Zachary Fine (left, Valentine) and Noah Brody (Proteus) are The Two Gentlemen of Verona. Photo by Teresa Wood.

Zachary Fine (left, Valentine) and Noah Brody (Proteus) are The Two Gentlemen of Verona. Photo by Teresa Wood.

Without space to find love and acceptance in your failure there will never be growth. It’s a thing that we hear often, but until you are truly surrounded by love and support, it’s a hard thing to accept. My experience with Fiasco has revealed this to be a truth undeniable, and the acceptance of such love has been life changing.

Innovation and failure are undoubtedly linked and when we allow ourselves to risk together in a spirit of faith and love and support we find permission to release so much more of ourselves. This collectivity is something that enlarges our humanity. We feel it in the theater each night as we look into the audience’s eyes and ask them to lay down their burdens for a bit and come with us on a ride. It’s a true leap of faith for us all every time we head out on that stage. I couldn’t be prouder to take that leap as a member of Fiasco every night.


I had a magical evening on Sunday night. I fear the feelings of inadequacy never really go away, but we learn to control them and trust our instincts. You all bring on to the stage that hard work of rehearsals and it shows in a true company show. Wonderful post and wonderful work. I Praise… Acclaim… Applaud. (And the bit with the dog was charming.)

Richard S. Willis — April 23, 2014

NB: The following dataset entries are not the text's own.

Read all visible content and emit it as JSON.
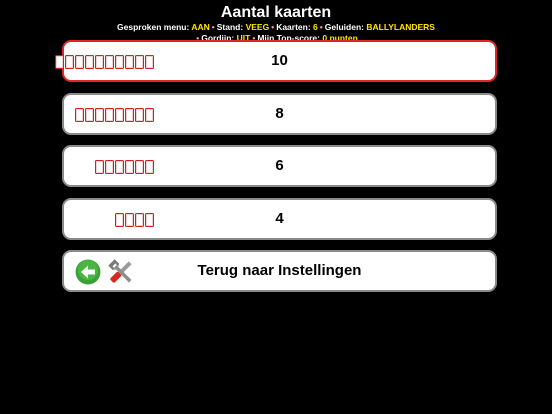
{
  "header": {
    "title": "Aantal kaarten",
    "status": {
      "menu_label": "Gesproken menu:",
      "menu_value": "AAN",
      "stand_label": "Stand:",
      "stand_value": "VEEG",
      "kaarten_label": "Kaarten:",
      "kaarten_value": "6",
      "geluiden_label": "Geluiden:",
      "geluiden_value": "BALLYLANDERS",
      "gordijn_label": "Gordijn:",
      "gordijn_value": "UIT",
      "topscore_label": "Mijn Top-score:",
      "topscore_value": "0 punten",
      "separator": "•"
    }
  },
  "options": [
    {
      "value": "10",
      "cards": 10,
      "selected": true
    },
    {
      "value": "8",
      "cards": 8,
      "selected": false
    },
    {
      "value": "6",
      "cards": 6,
      "selected": false
    },
    {
      "value": "4",
      "cards": 4,
      "selected": false
    }
  ],
  "back": {
    "label": "Terug naar Instellingen",
    "icons": [
      "back-arrow-icon",
      "tools-icon"
    ]
  },
  "colors": {
    "background": "#000000",
    "accent_value": "#ffe600",
    "separator": "#ff9a9a",
    "selected_border": "#e3252a",
    "card_red": "#d0211f",
    "back_green": "#3aa335"
  }
}
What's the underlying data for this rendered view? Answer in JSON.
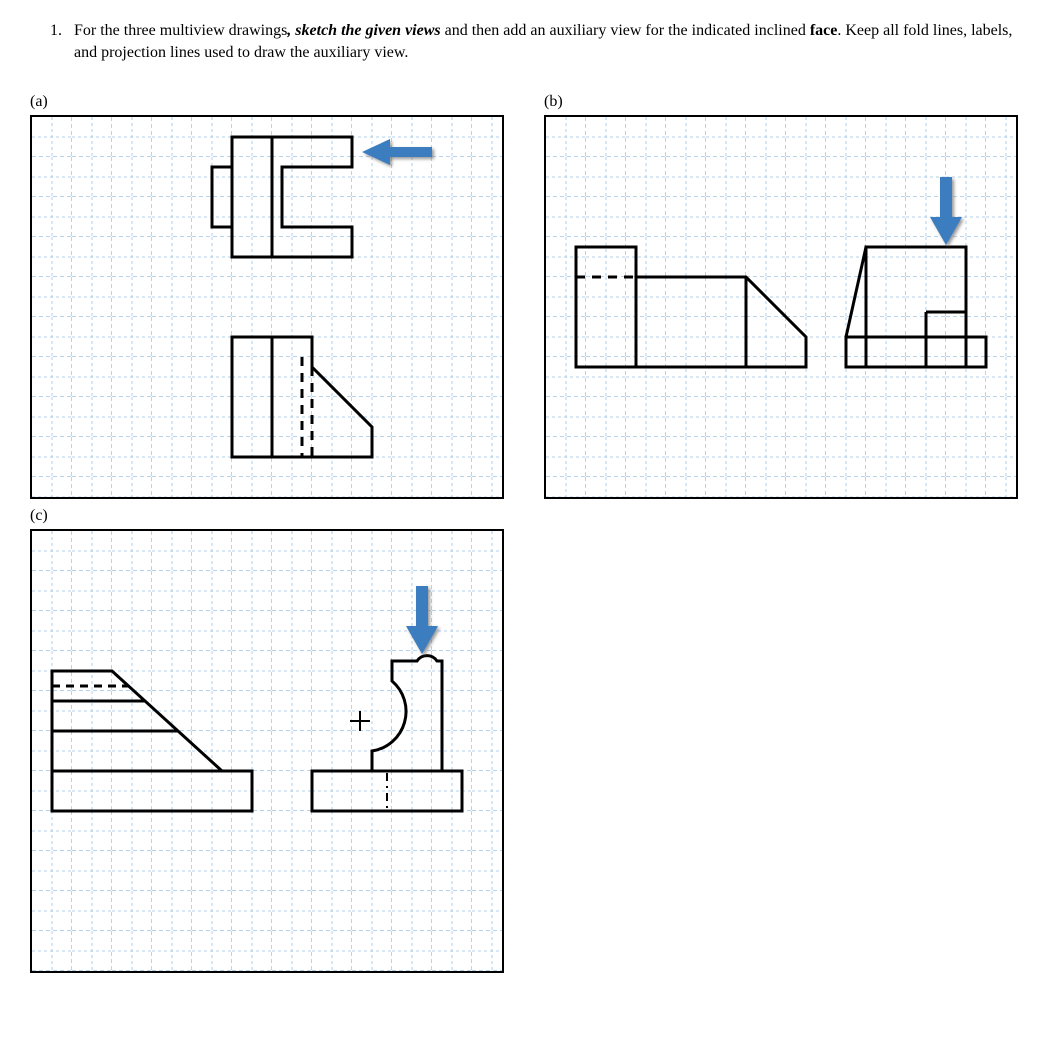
{
  "question": {
    "number": "1.",
    "text_before_bold1": "For the three multiview drawings",
    "bold_italic1": ", sketch the given views",
    "text_mid": " and then add an auxiliary view for the indicated inclined ",
    "bold2": "face",
    "text_after": ".  Keep all fold lines, labels, and projection lines used to draw the auxiliary view."
  },
  "parts": {
    "a": "(a)",
    "b": "(b)",
    "c": "(c)"
  },
  "colors": {
    "grid_minor": "#9dc3e6",
    "grid_major": "#6fa8dc",
    "arrow": "#3b7dbf",
    "arrow_shadow": "#6b6b6b",
    "stroke": "#000000"
  }
}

Richard, I’m so glad you came and thank you so much for responding to the post. I take comfort in your advice that we learn more and more to trust our instincts over time…somehow the vulnerability of stepping into that trust can bring with it a lot of shame and we must either work through that or find a way around it…either way…it’s scary and requires courage. Thanks for your kind words and I hope we get to meet at the Folger sometime soon.

Zachary Fine — April 24, 2014

My wonderful experience at tonight’s play and the grin that stayed on my face and followed be home prompted me to hop on the computer to learn more about the fantastic show at Folger. What a neat little blog you have going, I really enjoyed reading it.

I think I now have a new favorite Shakespeare, and likely will see this show again. As a newcomer to DC and an intern on a budget this show opened my eyes to the lovely quality that DC performing arts has. Thank you and well done to the cast. The bit with the dog was brilliant.
Brytann Busick

Brytann Busick — April 26, 2014

I’m so glad you enjoyed yourself. Thanks for coming out and sharing in all the fun and thanks for reading the blog. I hope you do come back and bring some friends.


Zachary Fine — April 29, 2014

Now I understand Richard’s and Brytann’s comments about the dog! (I saw this marvelous production yesterday.) About 30 years ago, I saw Katherine Hepburn on stage in West Side Waltz — she made the audience cry simply by dropping her head when she couldn’t reach the window. Not a word. I think that’s how you know when someone has that extra touch of talent, when they can move an audience without saying a word. The lovely funny dog has that touch. Bravo to the dog, and to the entire cast. Loved it.

Dawn Forsythe (@dawnforsythe) — May 5, 2014